The patient who received the deadly dose was hospitalized for evaluation. He “was suffering from end-stage chronic obstructive pulmonary disease and had only a year to live” Bruce had a DNR “The hospital staff followed Bruce's living will, which directed them not to intubate him.”

Teaching patient advocacy I look for stories that bring the problem of patient’s safety to light. This surely does it. But this family wasn’t on the evening news, they weren’t awarded millions of dollars and they probably aren’t going to make changes because of their horrible experience. What kind of changes can be made if there already is a policy of checking the patient’s name and birth date every time you treat him, but the policy wasn’t followed?

We aren’t supposed to “blame” the nurse. She may have been overworked, exhausted or incompetent. But a patient is still dead because of what she did. “at the trial, the hospital's lawyer argued that the hospital should not be held responsible for Bruce's death because of the do-not-intubate order. The hospital's counsel also argued that Bruce did not suffer because OxyContin is a medication used to give dying patients comfort care."

This is the sort of discussion that is brought up around a trial. I wonder what the family thinks of all this.

As angry as this may make anyone reading this, the fact is that a trained advocate may have kept this from happening just by making sure the nurse followed procedure. We can't measure how many times a family or friend, at the bedside saved a life. We just know it happens.

Saturday, November 6, 2010

Winner of the MITSS HOPE Award

Honoring Outstanding People Everywhere

I was nominated and won the MITSS HOPE award this year. I am on cloud nine - just floating after this wonderful evening of networking, sharing and making new friends. It is not “just” an award. This award has special meaning. I had 3 nominations! Jennifer Dingman, Sandra and Ed Gold and Jeff Cooper Ph.D. Jeff, I know as a brilliant man who has been in the patient safety industry before anyone of us nonmedical people ever heard the term. And Jeff was there to see me accept it. (photo right)
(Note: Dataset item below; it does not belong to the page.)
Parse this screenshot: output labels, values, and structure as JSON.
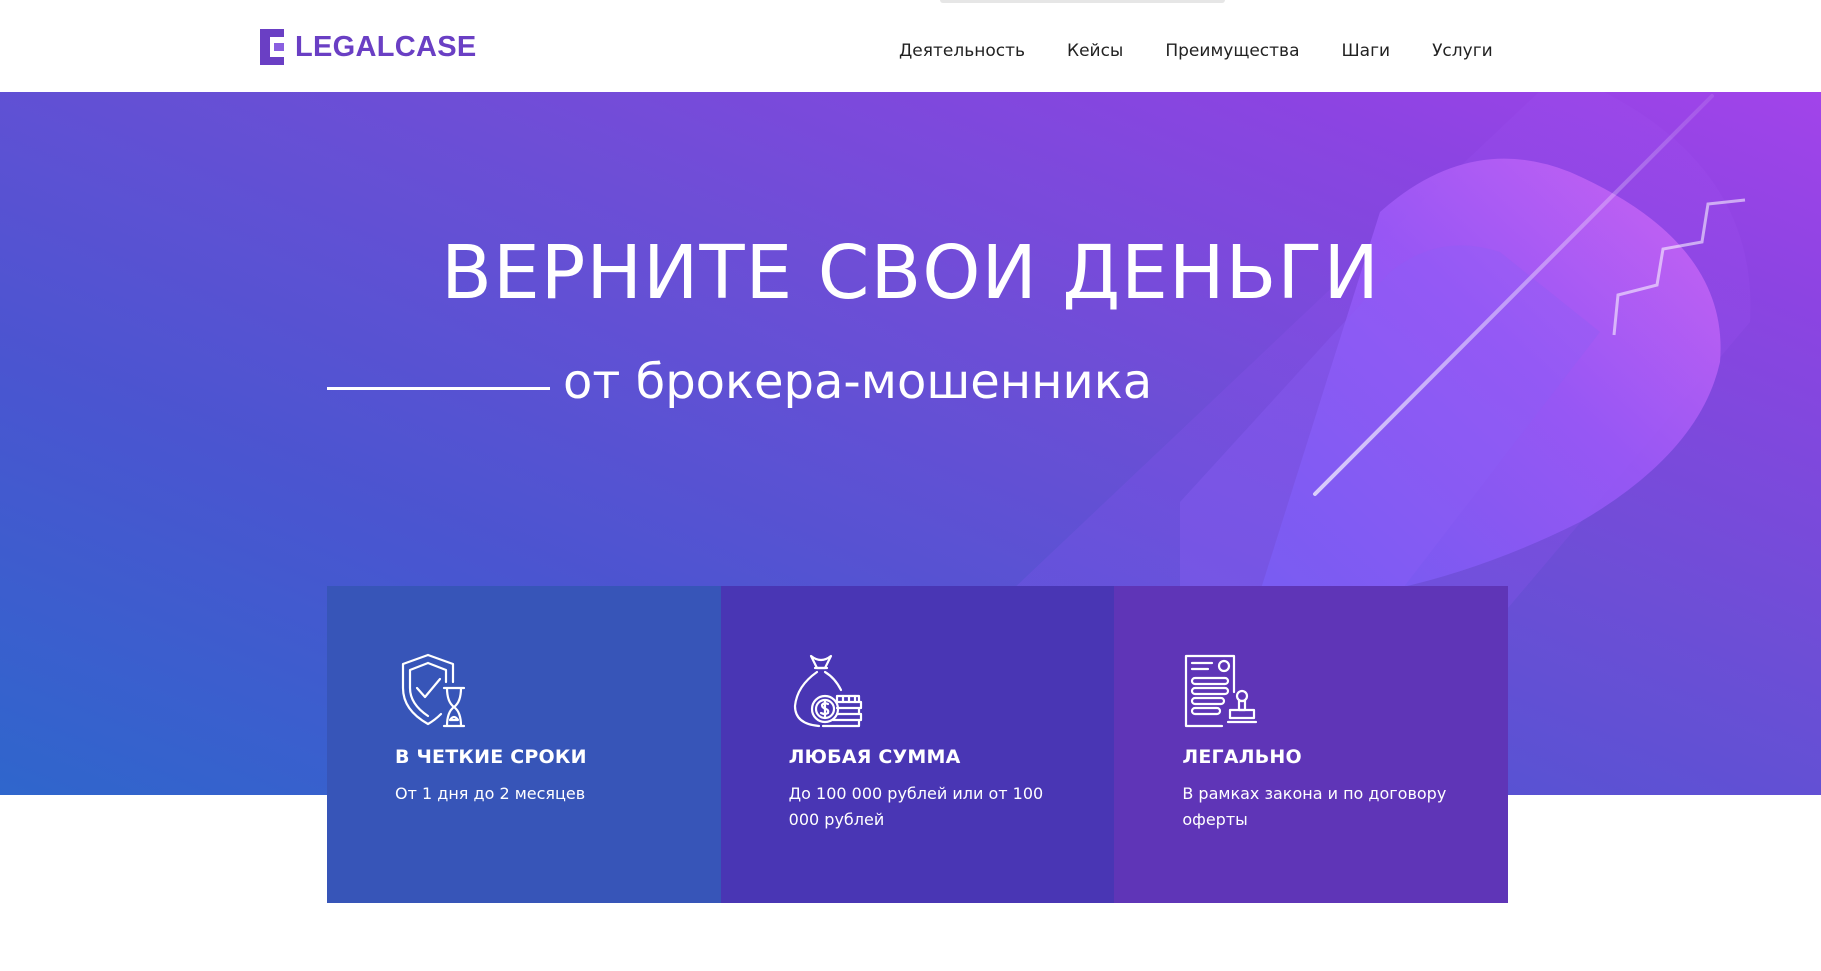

Linda Kenney, the Executive Director and founder of MITSS is a friend and a colleague. She started MITSS because of her own tragic experience during surgery and turned her organization into a partnership of healing for patients, families and the providers after an adverse outcome. The audience was filled with medical professionals, hospital administrators and community members who want to help make a difference.

Linda has taken time away from her own organization to see that others, doing similar work are recognized. The lack of competitiveness and commitment to patient safety shows the character of the woman behind MITSS and this award.

Finally, there was a very generous $5,000.00 check behind this award donated by RL Solutions. I spend hours and sometimes days writing grants for $5,000.00 for PULSE of NY just to be turned down and here, I just had to show up for a dinner! This is a company that not only says they support the work we all do in patient safety, but is willing to put their money up to prove it!

When I listened to Sanja Malaviya, President and CEO of RL Solutions (left)introduce me, and read off all that I have accomplished, it made me realize that I feel good about the work that I have done in the past 12 years to help improve patient’s safety, build partnerships and offer support to the patient, family and community who experience medical injury - or fear for their safety.

But, something was lacking in the introduction. The work that I have done and all my accomplishments have not struck Long Island or New York hospitals yet. The people I worry about most, and care for so deeply, have barely been touched by my work. I still don’t feel “safe” in our local hospitals when we do not have enough information locally about patient safety.

What are the safety measures and what can we, the community or customer of the health system do for our safety when using a local hospital? As I teach the public about patient safety and the need for partnerships, it seems like such a slow process. I may have been involved in the movement of patient safety but what are we all doing, in partnership, to keep us safe? As long as it’s a secret, we won’t know and we can't help.

Don’t you want to know?